This species can regenerate from fire from lignotubers and epicormic shoots as well as the seed bank.
It is well-known that Eucalyptus is a large and diverse genus. Between 700 and 950 known species are reported, occurring as far north as The Philippines, as well as Indonesia, New Guinea, Timor and Australia. Only 16 species reportedly occur outside Australia. They occur in all Australian states. NSW currently has about 250 species. (See this website for some detailed information: https://apps.lucidcentral.org/euclid/text/intro/learn.htm).
Eucalyptus – from Greek, eu, “well” or “true” and calyptus, referring to the calyptra (καλύπτρo) or operculum, which is a bud cap or covering which covers the developing flowers. The calyptra is a fusion of petals and/or sepals and is shed when the flower opens, leaving a flower with many stamens (staminate) surrounding one female part (carpel).
albens – Latin for “whitening” (white) – referring to the white waxy hue often seen on the leaves, buds and fruit.
This species is not considered to be at risk of extinction in the wild.
NSW Flora Online (PlantNET) – Eucalyptus albens profile page https://plantnet.rbgsyd.nsw.gov.au/cgi-bin/NSWfl.pl?page=nswfl&lvl=sp&name=Eucalyptus~albens
EUCLID – Eucalypts of Australia – Centre for Australian National Biodiversity Research https://apps.lucidcentral.org/euclid/text/entities/eucalyptus_albens.htm

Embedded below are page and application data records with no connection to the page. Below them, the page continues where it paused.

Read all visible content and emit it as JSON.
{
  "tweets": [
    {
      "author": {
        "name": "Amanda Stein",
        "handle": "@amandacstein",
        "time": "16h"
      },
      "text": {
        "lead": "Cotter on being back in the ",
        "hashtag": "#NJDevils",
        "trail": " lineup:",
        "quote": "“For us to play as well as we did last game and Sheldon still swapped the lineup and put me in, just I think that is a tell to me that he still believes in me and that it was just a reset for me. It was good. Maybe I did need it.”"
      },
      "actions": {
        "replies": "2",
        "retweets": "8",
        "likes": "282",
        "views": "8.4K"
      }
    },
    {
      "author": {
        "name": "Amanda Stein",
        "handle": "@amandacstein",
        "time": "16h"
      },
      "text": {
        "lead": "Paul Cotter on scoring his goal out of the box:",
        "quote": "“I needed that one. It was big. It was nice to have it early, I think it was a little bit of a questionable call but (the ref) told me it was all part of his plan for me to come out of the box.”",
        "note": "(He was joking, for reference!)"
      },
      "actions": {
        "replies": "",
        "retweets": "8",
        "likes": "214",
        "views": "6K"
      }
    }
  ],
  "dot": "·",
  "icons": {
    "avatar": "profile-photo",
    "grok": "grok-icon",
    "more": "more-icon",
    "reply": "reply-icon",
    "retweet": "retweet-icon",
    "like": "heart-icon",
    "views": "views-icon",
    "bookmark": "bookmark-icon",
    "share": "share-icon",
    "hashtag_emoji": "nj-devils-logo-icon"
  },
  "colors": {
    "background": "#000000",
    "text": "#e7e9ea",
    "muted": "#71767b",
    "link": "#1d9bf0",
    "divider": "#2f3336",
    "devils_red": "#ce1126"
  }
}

Greening Australia – Eucalyptus albens factsheet (online pdf) https://www.greeningaustralia.org.au/wp-content/uploads/2017/11/FACT-SHEET_Eucalyptus_albens.pdf